Work item >> Restate all of the entries exactly, each line as it stands.

Available data >>

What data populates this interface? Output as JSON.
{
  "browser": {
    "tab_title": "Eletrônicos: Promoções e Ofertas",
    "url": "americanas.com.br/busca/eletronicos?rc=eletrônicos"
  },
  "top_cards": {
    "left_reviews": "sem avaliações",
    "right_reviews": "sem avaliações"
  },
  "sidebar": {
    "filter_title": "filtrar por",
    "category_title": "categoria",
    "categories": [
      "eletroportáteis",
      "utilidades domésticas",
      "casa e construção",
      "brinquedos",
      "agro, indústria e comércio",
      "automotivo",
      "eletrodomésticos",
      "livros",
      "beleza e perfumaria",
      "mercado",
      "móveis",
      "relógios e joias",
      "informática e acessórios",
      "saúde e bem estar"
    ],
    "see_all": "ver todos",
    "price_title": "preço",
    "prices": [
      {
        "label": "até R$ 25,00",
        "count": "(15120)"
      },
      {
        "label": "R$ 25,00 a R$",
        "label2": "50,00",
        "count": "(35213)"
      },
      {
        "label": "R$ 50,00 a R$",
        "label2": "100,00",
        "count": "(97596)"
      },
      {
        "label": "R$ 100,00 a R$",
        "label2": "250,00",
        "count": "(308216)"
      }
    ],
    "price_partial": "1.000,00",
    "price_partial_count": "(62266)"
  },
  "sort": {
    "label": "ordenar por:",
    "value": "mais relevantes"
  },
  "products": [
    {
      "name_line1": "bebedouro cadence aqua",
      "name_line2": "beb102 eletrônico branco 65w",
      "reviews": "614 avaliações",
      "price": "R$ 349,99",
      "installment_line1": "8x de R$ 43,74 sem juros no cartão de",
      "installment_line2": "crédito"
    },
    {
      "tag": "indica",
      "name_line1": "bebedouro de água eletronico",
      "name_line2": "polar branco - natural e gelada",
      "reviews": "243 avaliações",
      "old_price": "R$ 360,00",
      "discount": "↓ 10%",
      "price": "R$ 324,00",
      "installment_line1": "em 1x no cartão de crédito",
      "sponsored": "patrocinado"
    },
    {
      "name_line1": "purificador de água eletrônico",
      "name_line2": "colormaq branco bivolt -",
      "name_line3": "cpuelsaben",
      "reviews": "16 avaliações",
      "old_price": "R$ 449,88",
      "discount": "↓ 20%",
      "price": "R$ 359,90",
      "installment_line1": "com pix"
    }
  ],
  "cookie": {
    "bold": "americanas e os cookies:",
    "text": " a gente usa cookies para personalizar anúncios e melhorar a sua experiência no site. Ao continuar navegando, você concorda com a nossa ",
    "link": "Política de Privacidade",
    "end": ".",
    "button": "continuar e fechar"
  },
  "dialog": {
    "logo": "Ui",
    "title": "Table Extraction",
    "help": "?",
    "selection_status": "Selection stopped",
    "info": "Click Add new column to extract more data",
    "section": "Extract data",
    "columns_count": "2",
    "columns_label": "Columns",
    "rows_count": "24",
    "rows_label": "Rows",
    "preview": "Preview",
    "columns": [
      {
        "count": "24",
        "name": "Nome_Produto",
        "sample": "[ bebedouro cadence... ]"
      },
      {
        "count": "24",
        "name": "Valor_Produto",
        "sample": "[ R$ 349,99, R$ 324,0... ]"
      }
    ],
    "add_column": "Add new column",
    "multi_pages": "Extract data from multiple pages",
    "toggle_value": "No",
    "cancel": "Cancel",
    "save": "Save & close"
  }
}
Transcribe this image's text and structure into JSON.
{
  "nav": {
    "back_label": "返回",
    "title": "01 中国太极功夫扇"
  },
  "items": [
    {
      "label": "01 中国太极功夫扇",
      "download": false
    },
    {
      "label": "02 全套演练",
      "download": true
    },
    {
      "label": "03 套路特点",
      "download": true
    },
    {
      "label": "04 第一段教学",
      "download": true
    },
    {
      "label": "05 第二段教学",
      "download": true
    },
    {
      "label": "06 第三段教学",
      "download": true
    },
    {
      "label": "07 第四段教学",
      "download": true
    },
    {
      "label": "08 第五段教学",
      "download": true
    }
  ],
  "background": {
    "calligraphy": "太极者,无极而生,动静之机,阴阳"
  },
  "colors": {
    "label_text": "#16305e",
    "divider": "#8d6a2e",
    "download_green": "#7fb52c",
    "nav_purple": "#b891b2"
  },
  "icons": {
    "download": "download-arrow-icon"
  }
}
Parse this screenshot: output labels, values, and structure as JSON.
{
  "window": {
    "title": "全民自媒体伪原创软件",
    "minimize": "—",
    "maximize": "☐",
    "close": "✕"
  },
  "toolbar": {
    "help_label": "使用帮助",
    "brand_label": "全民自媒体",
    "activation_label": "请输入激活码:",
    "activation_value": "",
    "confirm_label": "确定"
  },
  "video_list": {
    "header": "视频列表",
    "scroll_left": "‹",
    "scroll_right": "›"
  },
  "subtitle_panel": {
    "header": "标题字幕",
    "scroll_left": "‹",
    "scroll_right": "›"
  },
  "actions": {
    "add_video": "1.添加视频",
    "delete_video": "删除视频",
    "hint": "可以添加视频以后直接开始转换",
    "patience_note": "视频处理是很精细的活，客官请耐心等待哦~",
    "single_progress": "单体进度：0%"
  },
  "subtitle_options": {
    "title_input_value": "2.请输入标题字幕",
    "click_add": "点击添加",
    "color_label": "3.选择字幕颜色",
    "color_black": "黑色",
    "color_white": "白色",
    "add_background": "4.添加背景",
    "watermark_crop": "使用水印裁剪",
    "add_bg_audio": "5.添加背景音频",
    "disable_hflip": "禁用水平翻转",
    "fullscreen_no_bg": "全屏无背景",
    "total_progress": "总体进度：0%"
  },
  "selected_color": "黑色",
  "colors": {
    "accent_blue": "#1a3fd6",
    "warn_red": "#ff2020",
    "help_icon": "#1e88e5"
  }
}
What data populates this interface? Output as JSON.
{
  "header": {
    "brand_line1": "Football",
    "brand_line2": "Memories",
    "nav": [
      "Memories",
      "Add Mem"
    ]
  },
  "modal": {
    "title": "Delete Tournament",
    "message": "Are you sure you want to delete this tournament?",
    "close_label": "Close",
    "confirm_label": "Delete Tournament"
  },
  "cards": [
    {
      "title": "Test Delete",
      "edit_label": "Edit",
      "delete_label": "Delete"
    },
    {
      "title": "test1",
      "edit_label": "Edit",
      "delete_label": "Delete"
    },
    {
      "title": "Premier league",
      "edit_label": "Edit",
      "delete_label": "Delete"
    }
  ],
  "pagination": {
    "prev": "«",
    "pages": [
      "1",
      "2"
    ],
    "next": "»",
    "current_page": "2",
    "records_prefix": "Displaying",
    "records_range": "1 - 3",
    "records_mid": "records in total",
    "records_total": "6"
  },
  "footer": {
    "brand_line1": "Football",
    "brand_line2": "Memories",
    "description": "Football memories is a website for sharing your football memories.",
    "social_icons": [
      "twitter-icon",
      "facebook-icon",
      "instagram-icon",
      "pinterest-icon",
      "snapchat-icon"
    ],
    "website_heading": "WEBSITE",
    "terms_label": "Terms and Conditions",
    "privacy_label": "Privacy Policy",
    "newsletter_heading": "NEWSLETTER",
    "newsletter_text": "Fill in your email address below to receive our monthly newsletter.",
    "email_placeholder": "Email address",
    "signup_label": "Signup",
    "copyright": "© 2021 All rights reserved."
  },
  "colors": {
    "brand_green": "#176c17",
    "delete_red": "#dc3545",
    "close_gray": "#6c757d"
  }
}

Solution to this exercise >>
What data populates this interface? Output as JSON.
{
  "browser": {
    "tab_title": "Eletrônicos: Promoções e Ofertas",
    "url": "americanas.com.br/busca/eletronicos?rc=eletrônicos"
  },
  "top_cards": {
    "left_reviews": "sem avaliações",
    "right_reviews": "sem avaliações"
  },
  "sidebar": {
    "filter_title": "filtrar por",
    "category_title": "categoria",
    "categories": [
      "eletroportáteis",
      "utilidades domésticas",
      "casa e construção",
      "brinquedos",
      "agro, indústria e comércio",
      "automotivo",
      "eletrodomésticos",
      "livros",
      "beleza e perfumaria",
      "mercado",
      "móveis",
      "relógios e joias",
      "informática e acessórios",
      "saúde e bem estar"
    ],
    "see_all": "ver todos",
    "price_title": "preço",
    "prices": [
      {
        "label": "até R$ 25,00",
        "count": "(15120)"
      },
      {
        "label": "R$ 25,00 a R$",
        "label2": "50,00",
        "count": "(35213)"
      },
      {
        "label": "R$ 50,00 a R$",
        "label2": "100,00",
        "count": "(97596)"
      },
      {
        "label": "R$ 100,00 a R$",
        "label2": "250,00",
        "count": "(308216)"
      }
    ],
    "price_partial": "1.000,00",
    "price_partial_count": "(62266)"
  },
  "sort": {
    "label": "ordenar por:",
    "value": "mais relevantes"
  },
  "products": [
    {
      "name_line1": "bebedouro cadence aqua",
      "name_line2": "beb102 eletrônico branco 65w",
      "reviews": "614 avaliações",
      "price": "R$ 349,99",
      "installment_line1": "8x de R$ 43,74 sem juros no cartão de",
      "installment_line2": "crédito"
    },
    {
      "tag": "indica",
      "name_line1": "bebedouro de água eletronico",
      "name_line2": "polar branco - natural e gelada",
      "reviews": "243 avaliações",
      "old_price": "R$ 360,00",
      "discount": "↓ 10%",
      "price": "R$ 324,00",
      "installment_line1": "em 1x no cartão de crédito",
      "sponsored": "patrocinado"
    },
    {
      "name_line1": "purificador de água eletrônico",
      "name_line2": "colormaq branco bivolt -",
      "name_line3": "cpuelsaben",
      "reviews": "16 avaliações",
      "old_price": "R$ 449,88",
      "discount": "↓ 20%",
      "price": "R$ 359,90",
      "installment_line1": "com pix"
    }
  ],
  "cookie": {
    "bold": "americanas e os cookies:",
    "text": " a gente usa cookies para personalizar anúncios e melhorar a sua experiência no site. Ao continuar navegando, você concorda com a nossa ",
    "link": "Política de Privacidade",
    "end": ".",
    "button": "continuar e fechar"
  },
  "dialog": {
    "logo": "Ui",
    "title": "Table Extraction",
    "help": "?",
    "selection_status": "Selection stopped",
    "info": "Click Add new column to extract more data",
    "section": "Extract data",
    "columns_count": "2",
    "columns_label": "Columns",
    "rows_count": "24",
    "rows_label": "Rows",
    "preview": "Preview",
    "columns": [
      {
        "count": "24",
        "name": "Nome_Produto",
        "sample": "[ bebedouro cadence... ]"
      },
      {
        "count": "24",
        "name": "Valor_Produto",
        "sample": "[ R$ 349,99, R$ 324,0... ]"
      }
    ],
    "add_column": "Add new column",
    "multi_pages": "Extract data from multiple pages",
    "toggle_value": "No",
    "cancel": "Cancel",
    "save": "Save & close"
  }
}
Transcribe this image's text and structure into JSON.
{
  "nav": {
    "back_label": "返回",
    "title": "01 中国太极功夫扇"
  },
  "items": [
    {
      "label": "01 中国太极功夫扇",
      "download": false
    },
    {
      "label": "02 全套演练",
      "download": true
    },
    {
      "label": "03 套路特点",
      "download": true
    },
    {
      "label": "04 第一段教学",
      "download": true
    },
    {
      "label": "05 第二段教学",
      "download": true
    },
    {
      "label": "06 第三段教学",
      "download": true
    },
    {
      "label": "07 第四段教学",
      "download": true
    },
    {
      "label": "08 第五段教学",
      "download": true
    }
  ],
  "background": {
    "calligraphy": "太极者,无极而生,动静之机,阴阳"
  },
  "colors": {
    "label_text": "#16305e",
    "divider": "#8d6a2e",
    "download_green": "#7fb52c",
    "nav_purple": "#b891b2"
  },
  "icons": {
    "download": "download-arrow-icon"
  }
}
Parse this screenshot: output labels, values, and structure as JSON.
{
  "window": {
    "title": "全民自媒体伪原创软件",
    "minimize": "—",
    "maximize": "☐",
    "close": "✕"
  },
  "toolbar": {
    "help_label": "使用帮助",
    "brand_label": "全民自媒体",
    "activation_label": "请输入激活码:",
    "activation_value": "",
    "confirm_label": "确定"
  },
  "video_list": {
    "header": "视频列表",
    "scroll_left": "‹",
    "scroll_right": "›"
  },
  "subtitle_panel": {
    "header": "标题字幕",
    "scroll_left": "‹",
    "scroll_right": "›"
  },
  "actions": {
    "add_video": "1.添加视频",
    "delete_video": "删除视频",
    "hint": "可以添加视频以后直接开始转换",
    "patience_note": "视频处理是很精细的活，客官请耐心等待哦~",
    "single_progress": "单体进度：0%"
  },
  "subtitle_options": {
    "title_input_value": "2.请输入标题字幕",
    "click_add": "点击添加",
    "color_label": "3.选择字幕颜色",
    "color_black": "黑色",
    "color_white": "白色",
    "add_background": "4.添加背景",
    "watermark_crop": "使用水印裁剪",
    "add_bg_audio": "5.添加背景音频",
    "disable_hflip": "禁用水平翻转",
    "fullscreen_no_bg": "全屏无背景",
    "total_progress": "总体进度：0%"
  },
  "selected_color": "黑色",
  "colors": {
    "accent_blue": "#1a3fd6",
    "warn_red": "#ff2020",
    "help_icon": "#1e88e5"
  }
}
What data populates this interface? Output as JSON.
{
  "header": {
    "brand_line1": "Football",
    "brand_line2": "Memories",
    "nav": [
      "Memories",
      "Add Mem"
    ]
  },
  "modal": {
    "title": "Delete Tournament",
    "message": "Are you sure you want to delete this tournament?",
    "close_label": "Close",
    "confirm_label": "Delete Tournament"
  },
  "cards": [
    {
      "title": "Test Delete",
      "edit_label": "Edit",
      "delete_label": "Delete"
    },
    {
      "title": "test1",
      "edit_label": "Edit",
      "delete_label": "Delete"
    },
    {
      "title": "Premier league",
      "edit_label": "Edit",
      "delete_label": "Delete"
    }
  ],
  "pagination": {
    "prev": "«",
    "pages": [
      "1",
      "2"
    ],
    "next": "»",
    "current_page": "2",
    "records_prefix": "Displaying",
    "records_range": "1 - 3",
    "records_mid": "records in total",
    "records_total": "6"
  },
  "footer": {
    "brand_line1": "Football",
    "brand_line2": "Memories",
    "description": "Football memories is a website for sharing your football memories.",
    "social_icons": [
      "twitter-icon",
      "facebook-icon",
      "instagram-icon",
      "pinterest-icon",
      "snapchat-icon"
    ],
    "website_heading": "WEBSITE",
    "terms_label": "Terms and Conditions",
    "privacy_label": "Privacy Policy",
    "newsletter_heading": "NEWSLETTER",
    "newsletter_text": "Fill in your email address below to receive our monthly newsletter.",
    "email_placeholder": "Email address",
    "signup_label": "Signup",
    "copyright": "© 2021 All rights reserved."
  },
  "colors": {
    "brand_green": "#176c17",
    "delete_red": "#dc3545",
    "close_gray": "#6c757d"
  }
}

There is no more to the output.